Stay on the safe side - Explore at first the smallest size. Let the line thicknesses scale up for larger sizes. Of course that's not obligatory. Many fonts stay in good shape altough line thickness do not directly follow the tallness.
You must be sure, if there will be some texts that must be readable in the smallest size. If not, then find the smallest design elements that should have some visible details just like some text of the same size.
Then write a piece of random (=meaningless) text using font of the same size. Random, because a word can be recognized as whole in smaller size.The font should be "single stroke" (=no colored areas, only the curve)
Test, how thick font curve(* is readable at the proper distance for that logo size. That's your thinnest line for that logo size.

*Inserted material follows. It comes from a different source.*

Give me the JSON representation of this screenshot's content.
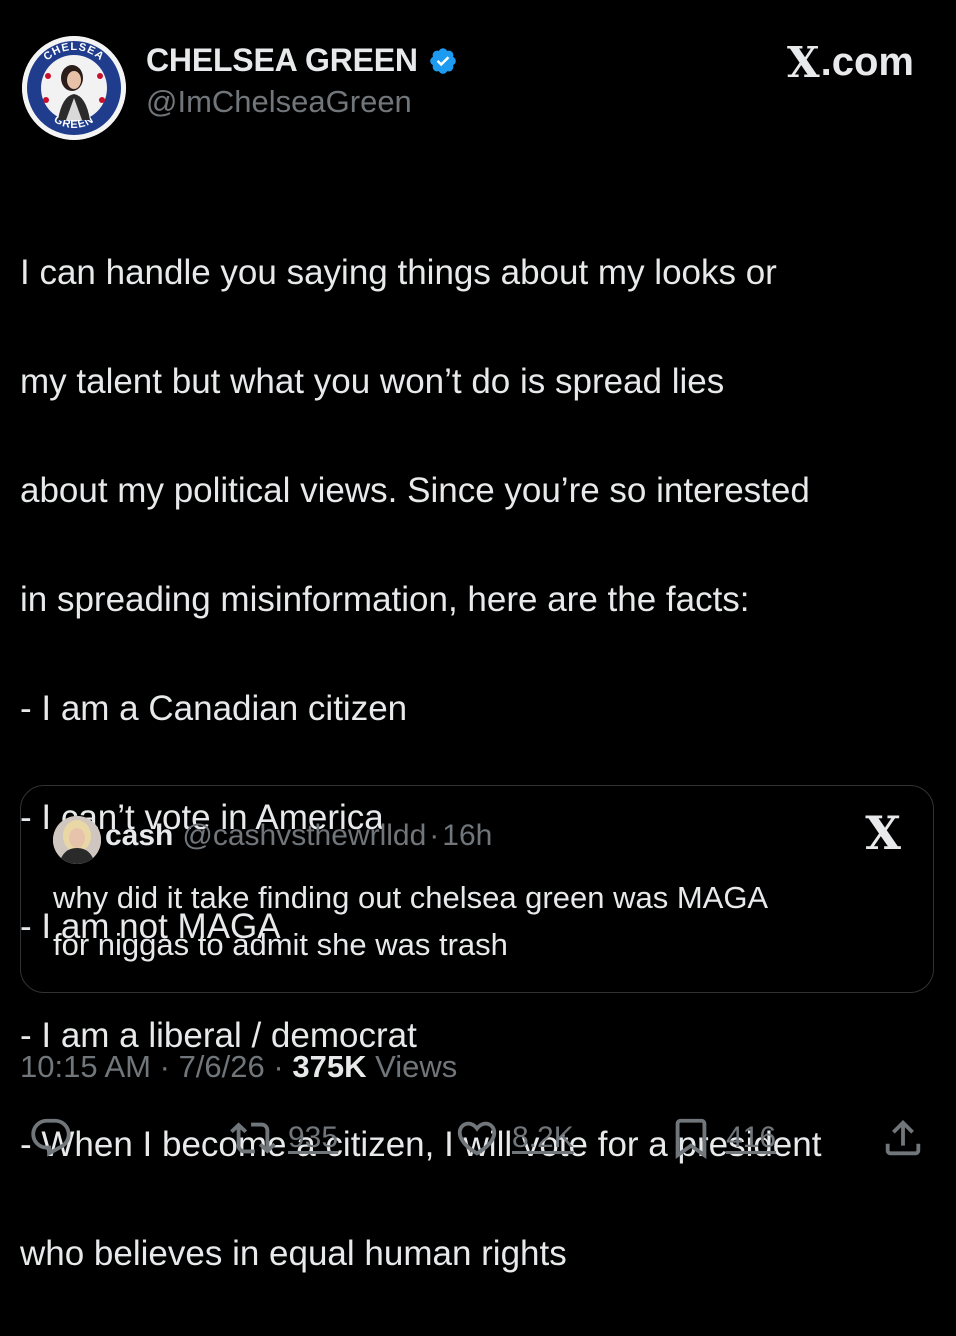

This needs some common sense and feel, because thinner line may be enough, if font is made taller. Its more about the total acreage (=area) of glyph's line than line thickness.
To be more safe do not use thin lines at all, only differently colored surfaces - in fonts too.

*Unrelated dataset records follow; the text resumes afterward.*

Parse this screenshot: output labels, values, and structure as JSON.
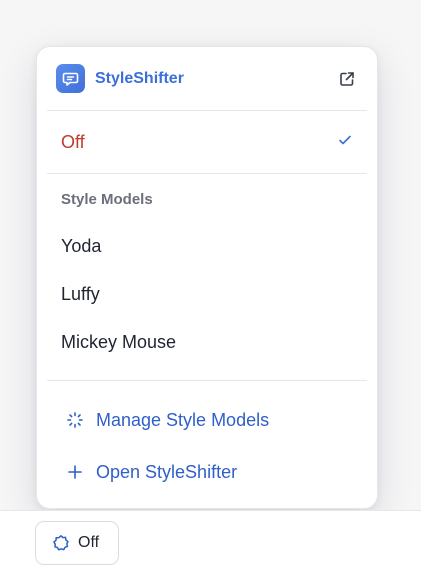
{
  "popover": {
    "app_name": "StyleShifter",
    "off_label": "Off",
    "section_heading": "Style Models",
    "models": [
      "Yoda",
      "Luffy",
      "Mickey Mouse"
    ],
    "actions": {
      "manage": "Manage Style Models",
      "open": "Open StyleShifter"
    }
  },
  "status_button": {
    "label": "Off"
  },
  "icons": {
    "logo": "chat-bubble-icon",
    "external": "external-link-icon",
    "selected": "checkmark-icon",
    "manage": "loading-spinner-icon",
    "open": "plus-icon",
    "status": "sparkle-badge-icon"
  },
  "colors": {
    "accent": "#3b6fd9",
    "link": "#2f5fc9",
    "off": "#c0392b",
    "heading": "#6b6f7a"
  }
}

Check carefully, how the colors should be presented as greyshades. The logo must be well distinguishable also in BW.
*) When fonts are curved (=converted to outlines) you can explore the effect of the line thickness directly without making glyphs taller or smaller - only change the stroke.